Data supplied
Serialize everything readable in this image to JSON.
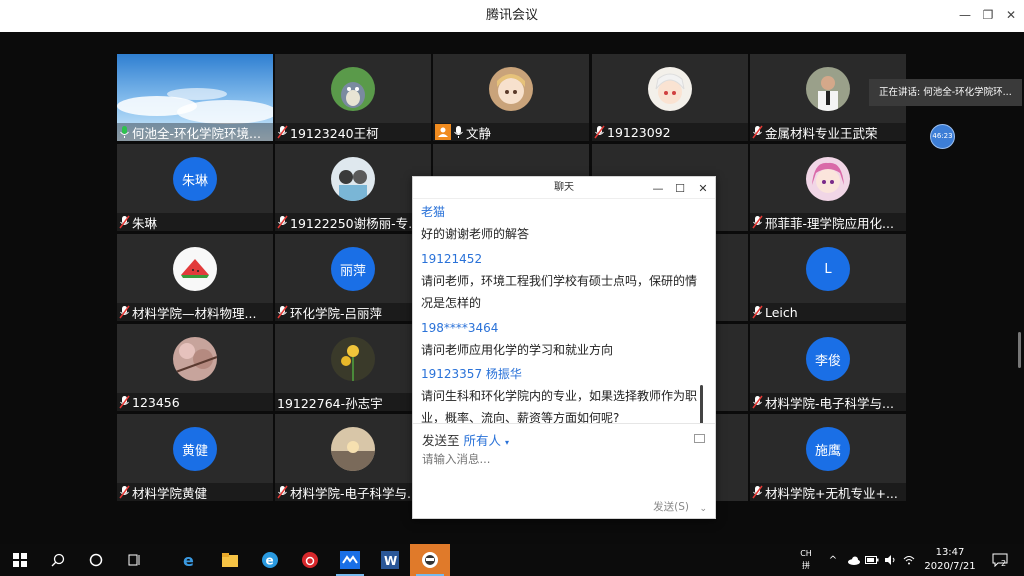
{
  "window": {
    "title": "腾讯会议",
    "minimize": "—",
    "restore": "❐",
    "close": "✕"
  },
  "speaking": {
    "text": "正在讲话: 何池全-环化学院环..."
  },
  "timer_badge": "46:23",
  "participants": [
    {
      "name": "何池全-环化学院环境...",
      "avatar": "sky-photo",
      "mic": "on"
    },
    {
      "name": "19123240王柯",
      "avatar": "totoro-photo",
      "mic": "off"
    },
    {
      "name": "文静",
      "avatar": "anime-girl-photo",
      "mic": "on",
      "host": true
    },
    {
      "name": "19123092",
      "avatar": "anime-boy-photo",
      "mic": "off"
    },
    {
      "name": "金属材料专业王武荣",
      "avatar": "person-photo",
      "mic": "off"
    },
    {
      "name": "朱琳",
      "avatar_text": "朱琳",
      "mic": "off"
    },
    {
      "name": "19122250谢杨丽-专业...",
      "avatar": "couple-photo",
      "mic": "off"
    },
    {
      "name": "邢菲菲-理学院应用化...",
      "avatar": "pink-hair-photo",
      "mic": "off"
    },
    {
      "name": "材料学院—材料物理...",
      "avatar": "watermelon-photo",
      "mic": "off"
    },
    {
      "name": "环化学院-吕丽萍",
      "avatar_text": "丽萍",
      "mic": "off"
    },
    {
      "name": "Leich",
      "avatar_text": "L",
      "mic": "off"
    },
    {
      "name": "123456",
      "avatar": "blossom-photo",
      "mic": "off"
    },
    {
      "name": "19122764-孙志宇",
      "avatar": "flower-photo",
      "mic": "none"
    },
    {
      "name": "材料学院-电子科学与...",
      "avatar_text": "李俊",
      "mic": "off"
    },
    {
      "name": "材料学院黄健",
      "avatar_text": "黄健",
      "mic": "off"
    },
    {
      "name": "材料学院-电子科学与...",
      "avatar": "sunset-photo",
      "mic": "off"
    },
    {
      "name": "材料学院+无机专业+...",
      "avatar_text": "施鹰",
      "mic": "off"
    }
  ],
  "chat": {
    "title": "聊天",
    "messages": [
      {
        "sender": "老猫",
        "lines": [
          "好的谢谢老师的解答"
        ]
      },
      {
        "sender": "19121452",
        "lines": [
          "请问老师，环境工程我们学校有硕士点吗，保研的情",
          "况是怎样的"
        ]
      },
      {
        "sender": "198****3464",
        "lines": [
          "请问老师应用化学的学习和就业方向"
        ]
      },
      {
        "sender": "19123357 杨振华",
        "lines": [
          "请问生科和环化学院内的专业，如果选择教师作为职",
          "业，概率、流向、薪资等方面如何呢?"
        ]
      }
    ],
    "send_to_label": "发送至",
    "send_to_target": "所有人",
    "input_placeholder": "请输入消息...",
    "send_button": "发送(S)"
  },
  "taskbar": {
    "apps": [
      "start-icon",
      "search-icon",
      "cortana-icon",
      "task-view-icon",
      "edge-icon",
      "file-explorer-icon",
      "ie-icon",
      "netease-music-icon",
      "tencent-meeting-icon",
      "word-icon",
      "wechat-icon"
    ],
    "ime_top": "CH",
    "ime_bottom": "拼",
    "time": "13:47",
    "date": "2020/7/21",
    "notification_count": "2"
  }
}
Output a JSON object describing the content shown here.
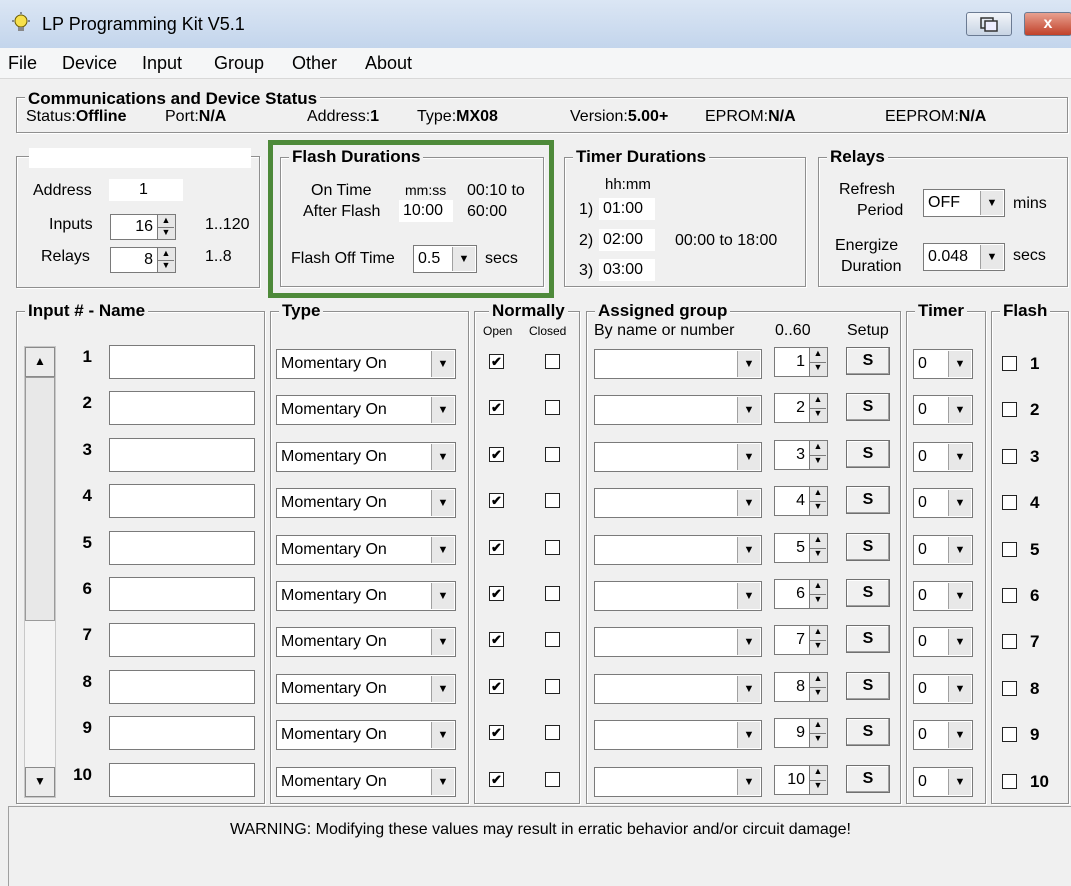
{
  "window": {
    "title": "LP Programming Kit V5.1",
    "close_glyph": "x"
  },
  "menu": [
    "File",
    "Device",
    "Input",
    "Group",
    "Other",
    "About"
  ],
  "comms": {
    "title": "Communications and Device Status",
    "status_label": "Status:",
    "status_value": "Offline",
    "port_label": "Port:",
    "port_value": "N/A",
    "address_label": "Address:",
    "address_value": "1",
    "type_label": "Type:",
    "type_value": "MX08",
    "version_label": "Version:",
    "version_value": "5.00+",
    "eprom_label": "EPROM:",
    "eprom_value": "N/A",
    "eeprom_label": "EEPROM:",
    "eeprom_value": "N/A"
  },
  "device": {
    "address_label": "Address",
    "address_value": "1",
    "inputs_label": "Inputs",
    "inputs_value": "16",
    "inputs_range": "1..120",
    "relays_label": "Relays",
    "relays_value": "8",
    "relays_range": "1..8"
  },
  "flash": {
    "title": "Flash Durations",
    "on_time_label": "On Time",
    "after_flash_label": "After Flash",
    "mmss_label": "mm:ss",
    "value": "10:00",
    "range_from": "00:10 to",
    "range_to": "60:00",
    "off_time_label": "Flash Off Time",
    "off_time_value": "0.5",
    "secs": "secs"
  },
  "timers": {
    "title": "Timer Durations",
    "hhmm_label": "hh:mm",
    "items": [
      {
        "num": "1)",
        "value": "01:00"
      },
      {
        "num": "2)",
        "value": "02:00"
      },
      {
        "num": "3)",
        "value": "03:00"
      }
    ],
    "range": "00:00 to 18:00"
  },
  "relays": {
    "title": "Relays",
    "refresh_label_1": "Refresh",
    "refresh_label_2": "Period",
    "refresh_value": "OFF",
    "refresh_unit": "mins",
    "energize_label_1": "Energize",
    "energize_label_2": "Duration",
    "energize_value": "0.048",
    "energize_unit": "secs"
  },
  "table": {
    "input_title": "Input # - Name",
    "type_title": "Type",
    "normally_title": "Normally",
    "open_label": "Open",
    "closed_label": "Closed",
    "group_title": "Assigned group",
    "by_name_label": "By name or number",
    "range_label": "0..60",
    "setup_label": "Setup",
    "timer_title": "Timer",
    "flash_title": "Flash",
    "rows": [
      {
        "num": "1",
        "name": "",
        "type": "Momentary On",
        "open": true,
        "closed": false,
        "group": "",
        "group_num": "1",
        "setup": "S",
        "timer": "0",
        "flash": false
      },
      {
        "num": "2",
        "name": "",
        "type": "Momentary On",
        "open": true,
        "closed": false,
        "group": "",
        "group_num": "2",
        "setup": "S",
        "timer": "0",
        "flash": false
      },
      {
        "num": "3",
        "name": "",
        "type": "Momentary On",
        "open": true,
        "closed": false,
        "group": "",
        "group_num": "3",
        "setup": "S",
        "timer": "0",
        "flash": false
      },
      {
        "num": "4",
        "name": "",
        "type": "Momentary On",
        "open": true,
        "closed": false,
        "group": "",
        "group_num": "4",
        "setup": "S",
        "timer": "0",
        "flash": false
      },
      {
        "num": "5",
        "name": "",
        "type": "Momentary On",
        "open": true,
        "closed": false,
        "group": "",
        "group_num": "5",
        "setup": "S",
        "timer": "0",
        "flash": false
      },
      {
        "num": "6",
        "name": "",
        "type": "Momentary On",
        "open": true,
        "closed": false,
        "group": "",
        "group_num": "6",
        "setup": "S",
        "timer": "0",
        "flash": false
      },
      {
        "num": "7",
        "name": "",
        "type": "Momentary On",
        "open": true,
        "closed": false,
        "group": "",
        "group_num": "7",
        "setup": "S",
        "timer": "0",
        "flash": false
      },
      {
        "num": "8",
        "name": "",
        "type": "Momentary On",
        "open": true,
        "closed": false,
        "group": "",
        "group_num": "8",
        "setup": "S",
        "timer": "0",
        "flash": false
      },
      {
        "num": "9",
        "name": "",
        "type": "Momentary On",
        "open": true,
        "closed": false,
        "group": "",
        "group_num": "9",
        "setup": "S",
        "timer": "0",
        "flash": false
      },
      {
        "num": "10",
        "name": "",
        "type": "Momentary On",
        "open": true,
        "closed": false,
        "group": "",
        "group_num": "10",
        "setup": "S",
        "timer": "0",
        "flash": false
      }
    ]
  },
  "warning": "WARNING: Modifying these values may result in erratic behavior and/or circuit damage!",
  "colors": {
    "highlight": "#4e8a3a",
    "titlebar": "#c3d5ec",
    "close": "#c1412a"
  },
  "icons": {
    "app": "lightbulb-icon",
    "scroll_up": "▲",
    "scroll_down": "▼",
    "dropdown": "▼",
    "check": "✔"
  }
}
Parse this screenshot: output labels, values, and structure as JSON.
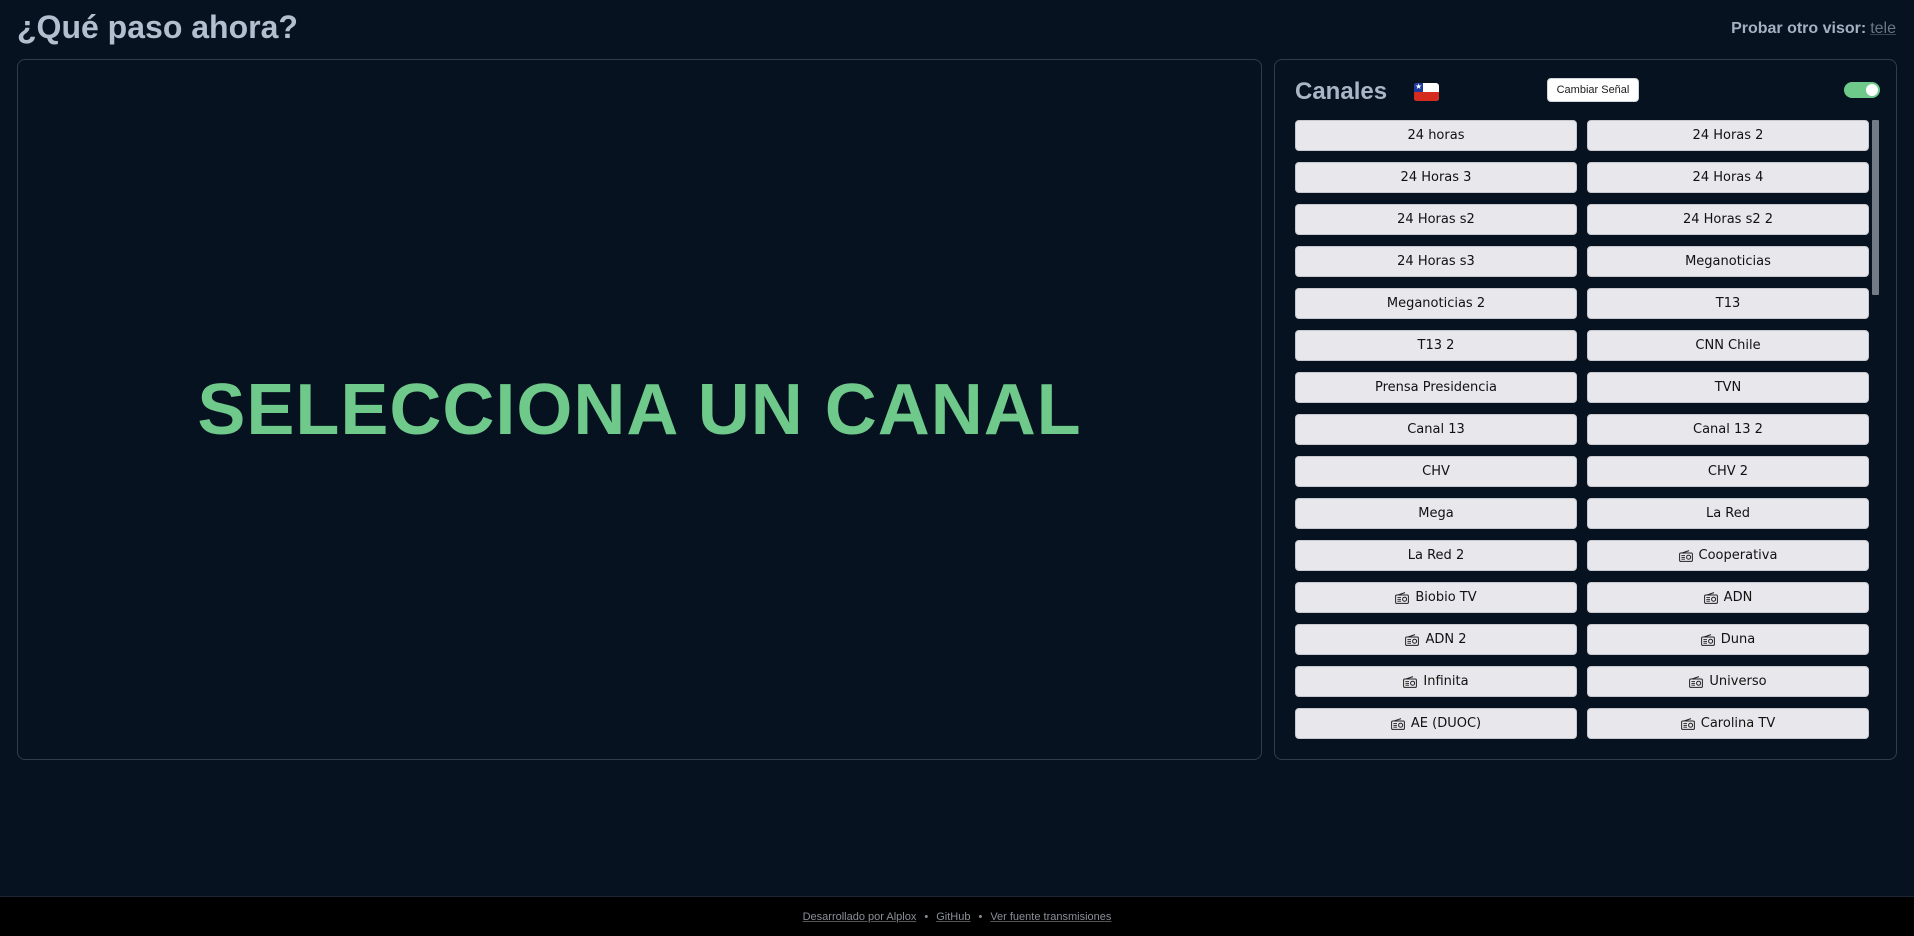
{
  "header": {
    "title": "¿Qué paso ahora?",
    "alt_viewer_label": "Probar otro visor:",
    "alt_viewer_link": "tele"
  },
  "player": {
    "message": "SELECCIONA UN CANAL"
  },
  "sidebar": {
    "title": "Canales",
    "flag": "chile-flag-icon",
    "signal_button": "Cambiar Señal",
    "toggle_on": true,
    "accent_color": "#6ec98a"
  },
  "channels": [
    {
      "label": "24 horas",
      "radio": false
    },
    {
      "label": "24 Horas 2",
      "radio": false
    },
    {
      "label": "24 Horas 3",
      "radio": false
    },
    {
      "label": "24 Horas 4",
      "radio": false
    },
    {
      "label": "24 Horas s2",
      "radio": false
    },
    {
      "label": "24 Horas s2 2",
      "radio": false
    },
    {
      "label": "24 Horas s3",
      "radio": false
    },
    {
      "label": "Meganoticias",
      "radio": false
    },
    {
      "label": "Meganoticias 2",
      "radio": false
    },
    {
      "label": "T13",
      "radio": false
    },
    {
      "label": "T13 2",
      "radio": false
    },
    {
      "label": "CNN Chile",
      "radio": false
    },
    {
      "label": "Prensa Presidencia",
      "radio": false
    },
    {
      "label": "TVN",
      "radio": false
    },
    {
      "label": "Canal 13",
      "radio": false
    },
    {
      "label": "Canal 13 2",
      "radio": false
    },
    {
      "label": "CHV",
      "radio": false
    },
    {
      "label": "CHV 2",
      "radio": false
    },
    {
      "label": "Mega",
      "radio": false
    },
    {
      "label": "La Red",
      "radio": false
    },
    {
      "label": "La Red 2",
      "radio": false
    },
    {
      "label": "Cooperativa",
      "radio": true
    },
    {
      "label": "Biobio TV",
      "radio": true
    },
    {
      "label": "ADN",
      "radio": true
    },
    {
      "label": "ADN 2",
      "radio": true
    },
    {
      "label": "Duna",
      "radio": true
    },
    {
      "label": "Infinita",
      "radio": true
    },
    {
      "label": "Universo",
      "radio": true
    },
    {
      "label": "AE (DUOC)",
      "radio": true
    },
    {
      "label": "Carolina TV",
      "radio": true
    }
  ],
  "footer": {
    "credit": "Desarrollado por Alplox",
    "github": "GitHub",
    "sources": "Ver fuente transmisiones",
    "separator": "•"
  }
}
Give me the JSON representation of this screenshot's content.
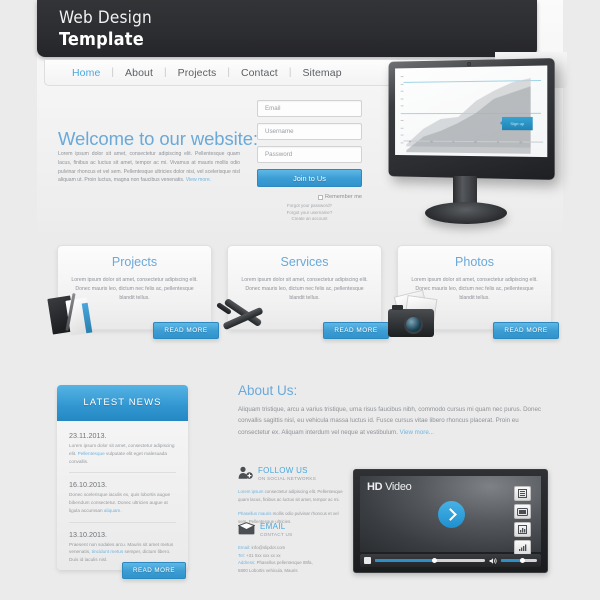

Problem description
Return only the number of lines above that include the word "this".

Task result
3